=== Task instructions ===
Could you return each entry below exactly as written, minus any pictures?

··· Source data ···

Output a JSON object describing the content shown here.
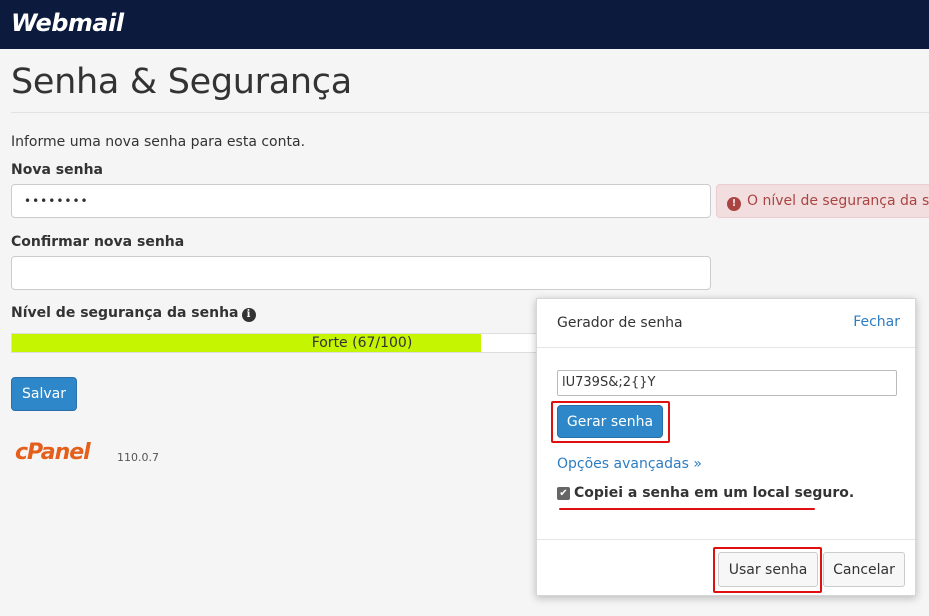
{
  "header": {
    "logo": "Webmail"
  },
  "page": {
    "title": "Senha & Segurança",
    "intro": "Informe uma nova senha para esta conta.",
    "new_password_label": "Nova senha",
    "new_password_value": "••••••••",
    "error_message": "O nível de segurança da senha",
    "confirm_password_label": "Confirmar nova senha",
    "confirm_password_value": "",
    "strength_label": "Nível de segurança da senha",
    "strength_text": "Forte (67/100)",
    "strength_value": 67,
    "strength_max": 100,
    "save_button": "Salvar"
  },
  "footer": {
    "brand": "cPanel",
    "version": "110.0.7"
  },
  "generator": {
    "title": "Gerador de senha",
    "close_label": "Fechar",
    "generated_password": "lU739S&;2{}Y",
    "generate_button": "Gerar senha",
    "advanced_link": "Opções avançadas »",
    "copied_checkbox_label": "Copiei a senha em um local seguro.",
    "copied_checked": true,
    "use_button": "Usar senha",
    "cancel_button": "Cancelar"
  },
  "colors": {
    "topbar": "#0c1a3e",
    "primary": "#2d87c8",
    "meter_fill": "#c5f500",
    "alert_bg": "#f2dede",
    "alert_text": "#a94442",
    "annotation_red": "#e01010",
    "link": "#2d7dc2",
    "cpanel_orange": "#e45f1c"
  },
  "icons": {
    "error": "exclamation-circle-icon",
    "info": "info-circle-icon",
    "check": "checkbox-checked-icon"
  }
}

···

=== Output for this task ===
Output a JSON object describing the content shown here.
{
  "header": {
    "logo": "Webmail"
  },
  "page": {
    "title": "Senha & Segurança",
    "intro": "Informe uma nova senha para esta conta.",
    "new_password_label": "Nova senha",
    "new_password_value": "••••••••",
    "error_message": "O nível de segurança da senha",
    "confirm_password_label": "Confirmar nova senha",
    "confirm_password_value": "",
    "strength_label": "Nível de segurança da senha",
    "strength_text": "Forte (67/100)",
    "strength_value": 67,
    "strength_max": 100,
    "save_button": "Salvar"
  },
  "footer": {
    "brand": "cPanel",
    "version": "110.0.7"
  },
  "generator": {
    "title": "Gerador de senha",
    "close_label": "Fechar",
    "generated_password": "lU739S&;2{}Y",
    "generate_button": "Gerar senha",
    "advanced_link": "Opções avançadas »",
    "copied_checkbox_label": "Copiei a senha em um local seguro.",
    "copied_checked": true,
    "use_button": "Usar senha",
    "cancel_button": "Cancelar"
  },
  "colors": {
    "topbar": "#0c1a3e",
    "primary": "#2d87c8",
    "meter_fill": "#c5f500",
    "alert_bg": "#f2dede",
    "alert_text": "#a94442",
    "annotation_red": "#e01010",
    "link": "#2d7dc2",
    "cpanel_orange": "#e45f1c"
  },
  "icons": {
    "error": "exclamation-circle-icon",
    "info": "info-circle-icon",
    "check": "checkbox-checked-icon"
  }
}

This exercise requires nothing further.